The Journal of Higher Education 75.2 (2004) 234-237
[Access article in PDF]
The Idea of a Catholic University by George Dennis O'Brien. Chicago: Univ. of Chicago Press, 2002. 239 pp. Cloth $28.00.
In The Idea of a Catholic University George Dennis O'Brien ambitiously endeavors to show that Catholic universities are not only different from secular universities but in principle capable of providing a richer and deeper education. While most academics tend to think of the Catholic university as dogmatic and the secular as free, O'Brien, a Catholic who has served as president of Bucknell University and the University of Rochester, seeks to uncover the implicit dogmas of the contemporary secular university, above all its tendency to bracket ultimate and existential questions.
The initial chapter outlines the Christian foundations of the modern university: the exploration of the natural world gains meaning through a recognition of its having been created by God, and the study of texts has its origins in engagement with the Bible and its interpretations. Chapters two through five elaborate a distinction between three kinds of truth: scientific, artistic, and religious. Science explores disinterested, universal, and verifiable truth; art is "signatured truth" (33) or particular to the unique work of art; religious truth, also a form of signatured truth, engages ultimate questions and offers, unlike art, definitive answers, which in the case of Christianity are "bound up in a specific historical person" (33). For O'Brien religion is close to modern anti-art: both seek to address "the real" or the ultimate mystery of life and existence (58), but whereas anti-art gives disturbing accounts of "the meaningless contingency of our existence" (71), religion is salvational, offering a "sacramental life of presence" (86). O'Brien argues that secular universities are oriented primarily toward scientific truth, tolerate artistic truth, and bracket religious truth.
Chapters six and seven seek to uncover some of the implicit dogmas of secular universities, including the restriction of academic freedom to scientific inquiry and artistic creativity, skepticism toward faith as a path to truth, and the denial of "the import of existential reality" (99) and of the value of questions concerning life and salvation (103). The idea of a "life commitment" is foreign to university culture (12 1).
Chapter eight is an engaging thought experiment: O'Brien discusses the idea of a Holocaust university, a university in which remembering the Holocaust and recognizing its centrality in history is central to its mission; by comparison and contrast, O'Brien helps to clarify why Catholic universities pursue certain curricular and policy goals. He asks, for example: "Just how would a Holocaust university deal with deniers, dissenters, and diversity advocates?" (133).

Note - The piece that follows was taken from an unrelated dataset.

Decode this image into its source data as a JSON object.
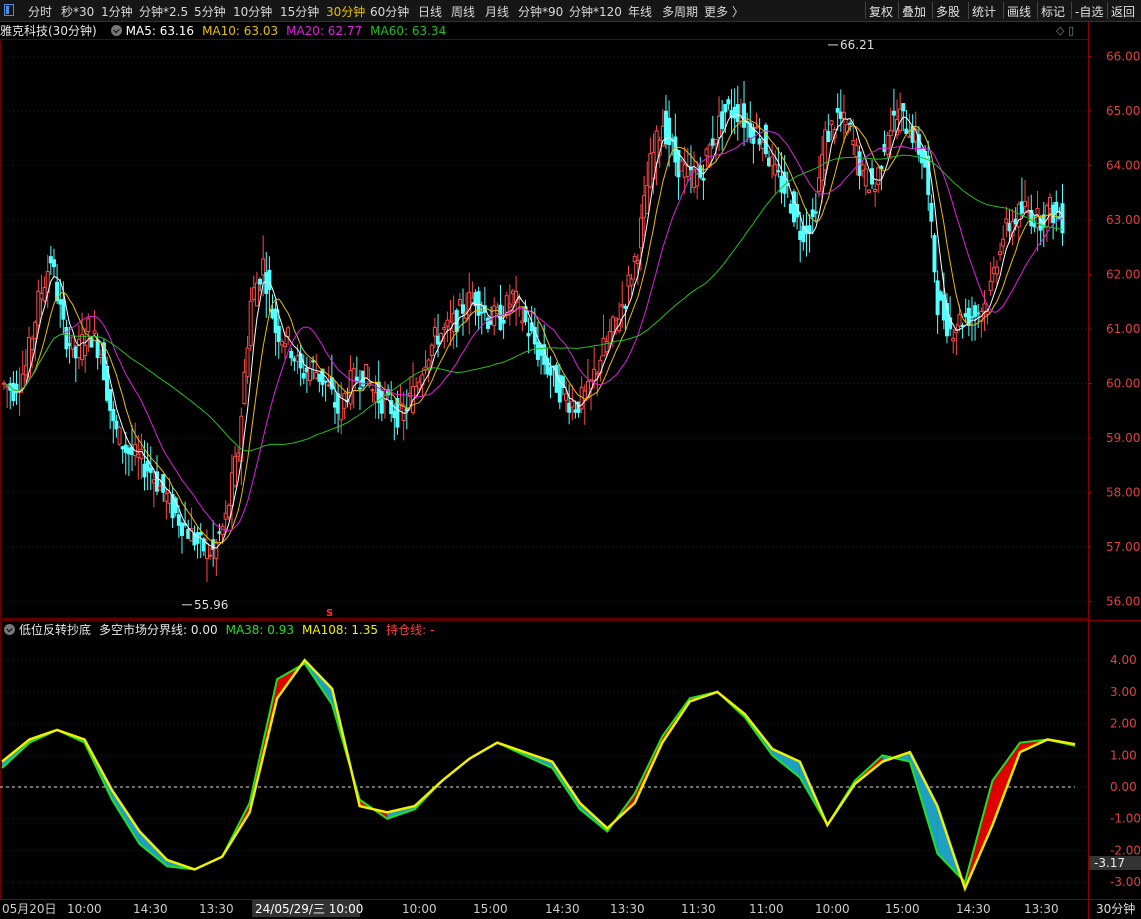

The ninth and tenth chapters tackle Ex Corde Ecclesiae in a creative way: O'Brien rejects the institutional/juridical model of the church associated with the mandatum: it is inimical to the autonomy of the university and an inappropriate paradigm for the church. In its stead, O'Brien advocates a sacramental model, which recognizes not only God's transcendence but also his presence in nature and history. Religious truth, which is accessed through prayer, does not undermine academic truth but reinforces the value of understanding ordinary [End Page 234] reality and ordinary truth. Academic abstraction, while not equivalent to existential reality, is nonetheless not unconnected to existential reality; the two are ideally intertwined, and religion aids in this linkage.
The penultimate chapter, chapter eleven, seeks to summarize by introducing two ideal types: the secular university and the contrarian Catholic university. The final chapter, the only one devoted to practical considerations, argues for a course in fundamental theology entitled "Love, Commitment, and Decision" that would engage students in the existential meaning of religion. The chapter also includes some brief reflections on policy issues, such as inviting controversial speakers, culminating in the Christian imperative to discover the moral interest or passion in positions with which one disagrees (211).
O'Brien's questions have never been more central to American higher education. In Contending with Modernity, Philip Gleason shows that the ideas originally animating the modern Catholic university—...